Hello, I have only used Arduino on a few college courses. I have a 3D printer enclosure that I want to automate by installing a 92mm diameter fan and a vent that will open when the fan comes on. I plan to 3D print my own vent design and was thinking of using a step motor to open and close it. The fan will turn on when the enclosure reaches a certain temperature. Any advise on what kind of hardware I should start with?
Opening a vent would maybe be better done with a servo motor.
A small vent door could be directly moved through its range with simple commands sent to the servo, which would take care of stuff you'd be coding for the stepper.
Servos work good and be cheap.
Check out the spec of the DS18B20 for measuring temperature - I expect it will cover the range you need.
Consider a servo instead of a stepper so you can avoid a homing microswitch.
Look at logic level mosfets to turn the fan on.
Pretty much any Arduino could do the job.
Owning a 3D printer, you know what an amazing thing stepper motors do. Incredible high precision movements. How much precision does opening and closing a vent need? Even a servo motor is wasted doing it, but as mentioned, they are so small and cheap. But is there a way you can avoid using any motor to open the vent? I used to have extraction fans in the kitchen and bathrooms of my house that contained vents that closed to block (somewhat) wind blowing into the house. The vents were held closed by light springs, until the fan started, when they were pushed open by the pressure created by the (centrifugal) fan.
Way less cool.
Thanks very much! Will look into those.
It would be easier to just have a manually opened vent, but I thought it would be nice to have an automated system so I can walk away from a long print job and not worry about over heating with PLA filaments, not too worried about how hot the enclosure gets with ABS.
The OP has not said if the fan is adding air to then enclosure or removing it. If adding air, the automatic vent is perfect. Look at the vent for a clothes dryer vent at your local hardware store.
The vent being either open or closed could be done with a solenoid.
it is adding air
Good. Gravity and air pressure is your friend.

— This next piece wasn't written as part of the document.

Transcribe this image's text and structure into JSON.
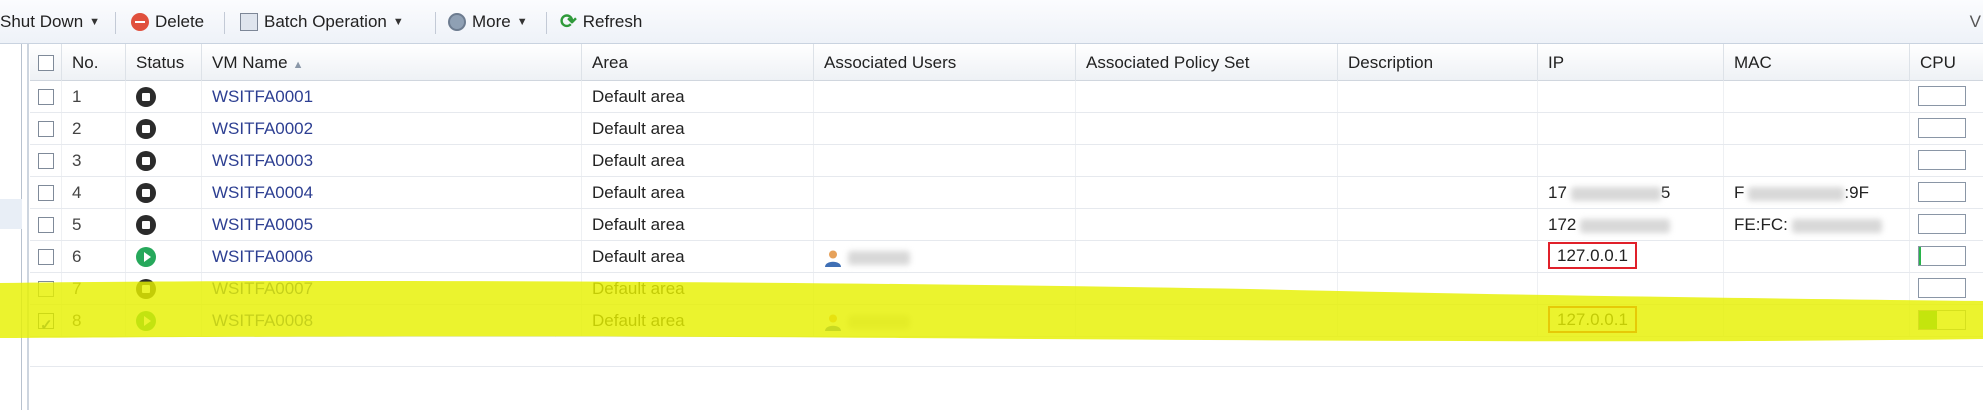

I was also thinking like that. However cooling fans are often really bad in creating air pressure, pressure that might open a well balanced vent. A radial fan would likely manage but axial fans... I wouldn't bet on that.
My former company had cooling/venting fans on both the convection oven and the circuit board washing machine. They also had air flow sensors that allowed the machine to work only if there was sufficient air flow.
If one fan is not enough, then two may be used.